What is “customer loyalty” exactly? What is that sticky, though sometimes nebulous quality that causes customers to choose a brand again and again? For different products, the reasons why people will choose a product consistently varies, and each customer, of course, is different. To uncover what makes your customers loyal to your product, you can’t apply a blanket policy and hope that it will inspire customer loyalty.
Discover, instead, what makes your customers tick. What do they look for when purchasing products in your category? What makes them return to a product and remain loyal to a brand? The best way to answer these questions is by asking your customers through surveys.
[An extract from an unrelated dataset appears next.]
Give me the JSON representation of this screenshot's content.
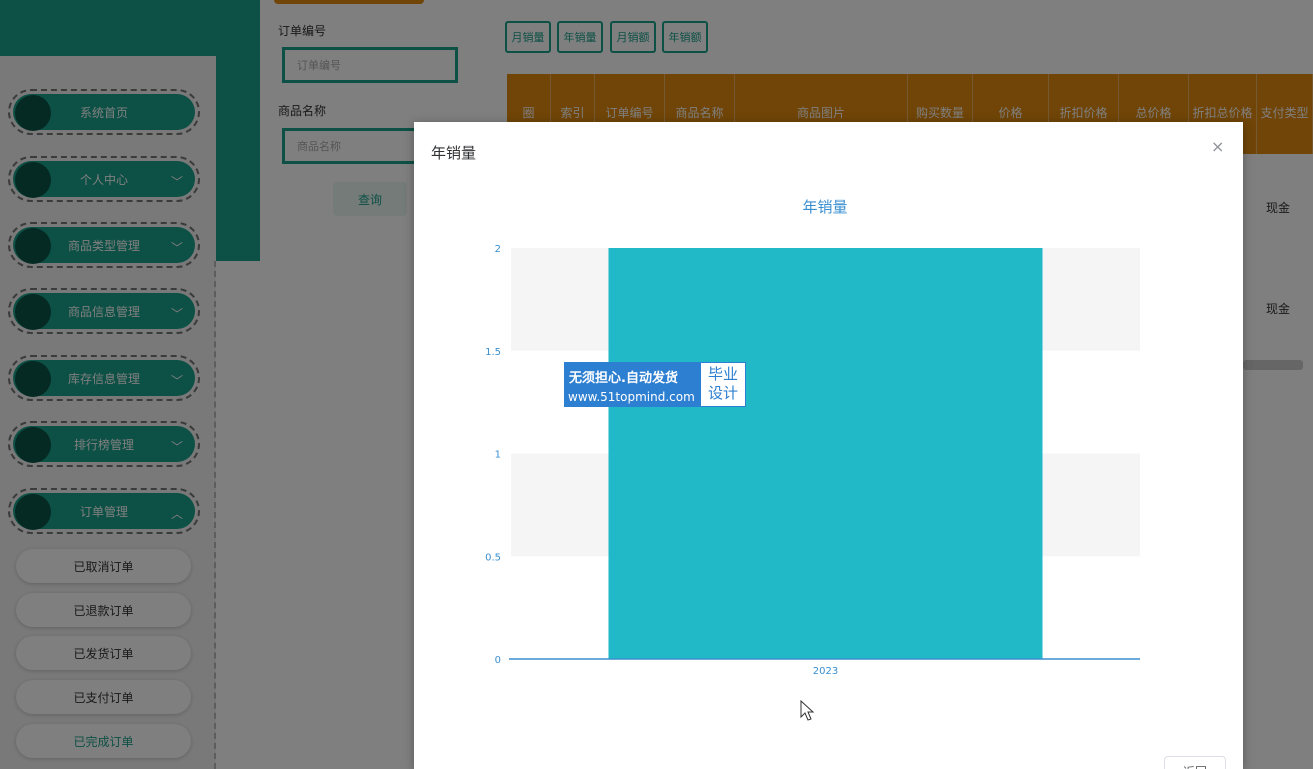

You can create your own surveys and send them out to customers, or you can use programs such as SurveyMonkey that have surveys tailored to brand loyalty.
Keep in mind that there are also plenty of customer surveys that aim to measure customer satisfaction, surveys about their purchasing experience, product satisfaction, and surveys that measure the Net Promoter Score. In this exercise, you’ll be specifically seeking out information about brand attributes so you can understand customer loyalty better.
Below we’ve outlined questions to get you started.
First, start off broad
You will first want to gain a better understanding of how customers see the industry as a whole. Here are sample questions that will give you a better understanding of the marketplace:
- What are some traits you look for when shopping for (insert your industry category)?
- When you think about (insert industry category), what brands do you first think about?
- What are some positive words or associations you have with (insert brand category)?
- What are some negative words or associations you have with (insert brand category)?
Now you can get more specific
Your next set of questions will be more specific and seek to uncover what specific attributes people look for in your category. You can use the responses from the first question above to help you write this next question, since you’ll have a better idea of people’s associations and what they look for when buying in your category. For example, if you manage a cell phone carrier, industry associations may include low-cost plans or flexible contracts. Hone in on what is most important for people. Here is a sample question:
- What is most important for you when choosing a cell-phone carrier?
- Low-cost plans
- Stores or outlets in convenient locations
- Superior customer service
- Bundled plans
- Flexible contract terms
- Write in your own ________
Get really specific
Finally, understand how your brand is perceived by asking people a question such as:
“Which of the following traits best describes (insert your brand name)?”
Is there a gap between what people are looking for in the category and how you are perceived? If so, what changes can you make to help drive and improve customer loyalty? Are there internal and structural changes that you can make? Do you need to improve and change your approach to customer service training? Do you need to re-configure your contracts? What really matters to your customers? Uncovering this will help you tap into the key component that drives repeat business and word-of-mouth marketing: Customer loyalty.
Drive Customer Loyalty By Truly Getting to Know Your Customers: Part II